By Michael Farmer CFP
Many people in Australia die without having a Will in place, leaving their assets to “Lady Luck” on how your estate will be distributed.
The legal term for dying without a Will is intestate, and here are a few things that may happen once you are no longer alive without one.
1. You have left your family no control over your assets.
When a person dies intestate, the direct family is the first point of call regarding the distribution of assets. Each Australian state has a scheduled order of how assets are distributed to people you owe money to, your spouse, children, extended family, and other potential claimants. If there is no one to leave your estate to, it goes to the government.
The percentage share of the estate assets is not automatically split between your family. Any man and his dog can put up their hand and say they want a slice of the pie. It’s the court that will determine who gets what based upon what the judge sees fit.
2. Your asset may need to be sold.

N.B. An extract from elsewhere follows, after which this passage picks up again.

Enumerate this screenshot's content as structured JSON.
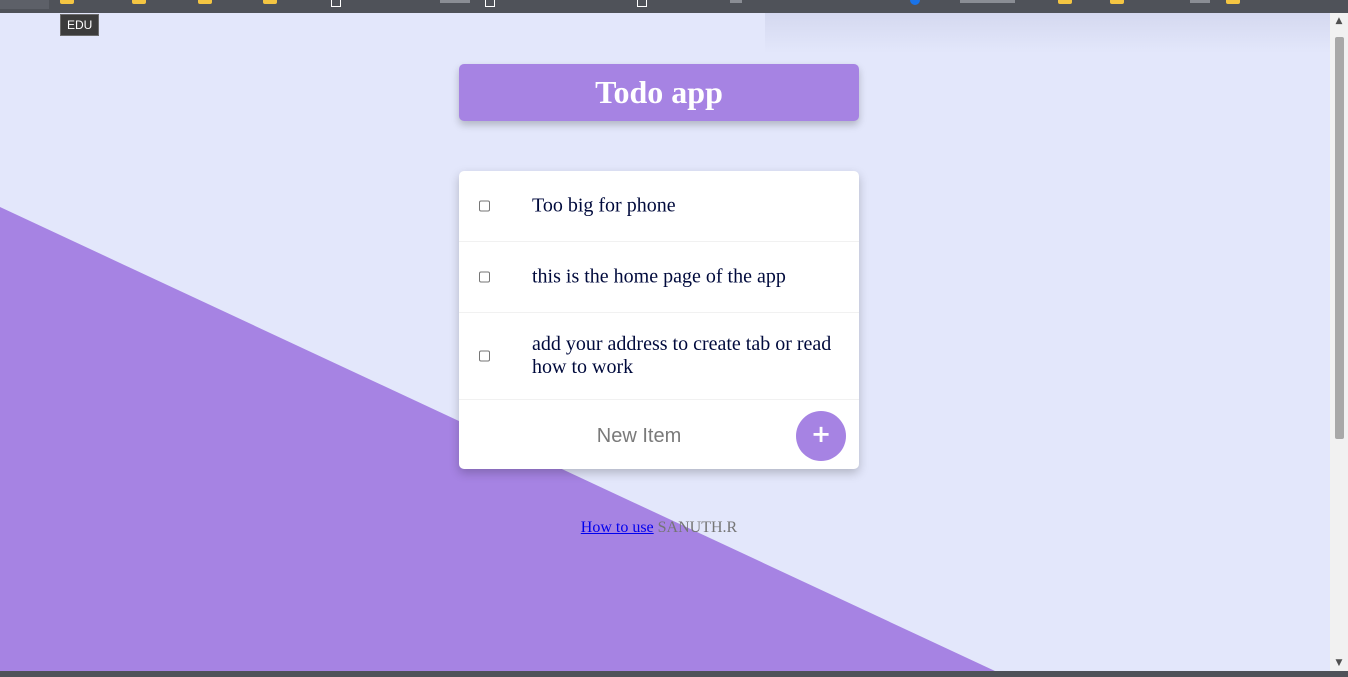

If your beneficiaries are all looking for an equal share of the estate, without it being defined within the Will who gets what, you may find that your executor has to sell your estate assets to fund an equal split of their inheritances. If the kids are all looking for an equal share of the assets, without it being defined within the Will, they will have to sell to spilt the profits.
These assets may be more profitable and beneficial to your loved ones if they are passed on intact to the right people.
3. You have no control over who becomes Guardian of your children.
If a parent passes away while their children are under age 18, guardianship is automatically given to the surviving parent. If that person is not available, the court will appoint a guardian, either the state or an individual that may or may not be your choice to look after your kids.
4. Your family could find themselves in court.
When there is a pot of money and it’s up for grabs, who wouldn’t want to try to get some. Family differences and disputes about entitlements can bubble to the surface when it is all on the line. When a party takes the estate to court, it will likely be an expensive, time-consuming, and emotionally draining process where success is not guaranteed.
These are just a few of the problems that could arise from not having a valid Will in place.
You cannot predict when you will die. Accidents happen and medical issues can remain undetected until a catastrophic event occurs.
Life is unpredictable, and if the unexpected happens, your loved ones may not be taken care of and receive the legacy you hoped to provide them.
You need to have written instructions in place to ensure your estate has the best chance of going where you want it.
Having a Will provides you peace of mind that your assets will be distributed as you wish. It can also provide peace of mind to your beneficiaries, who will receive the estate assets they depend on for their financial well-being.
The right time to get a Will is now.
Don’t put it off; if you die or suffer mental incapacity, it’s too late.
Business Initiatives can help you with getting your Estate Plan in order. We can help you define your unique position, financial assets and ownership and take down your wishes to whom your assets are to be passed on.
We provide you with an Estate Report that you can keep for your own personal records, use it to show your loved ones your wishes upon death, and it can be used as solicitors notes to instruct your lawyer what you want to be done in drafting your Will.
We also work with a Law Firm to produce valid, legally binding Wills, making it as easy as possible to get all the documents in place so that you can have peace of mind that your loved ones will be looked after.
The information contained in this article has been provided as general advice only. The contents have been prepared without taking account of your personal objectives, financial situation or needs. You should, before you make any decision regarding any information, strategies or products mentioned in this article, consult your own financial advisor to consider whether that is appropriate having regard to your own objectives, financial situation, and needs.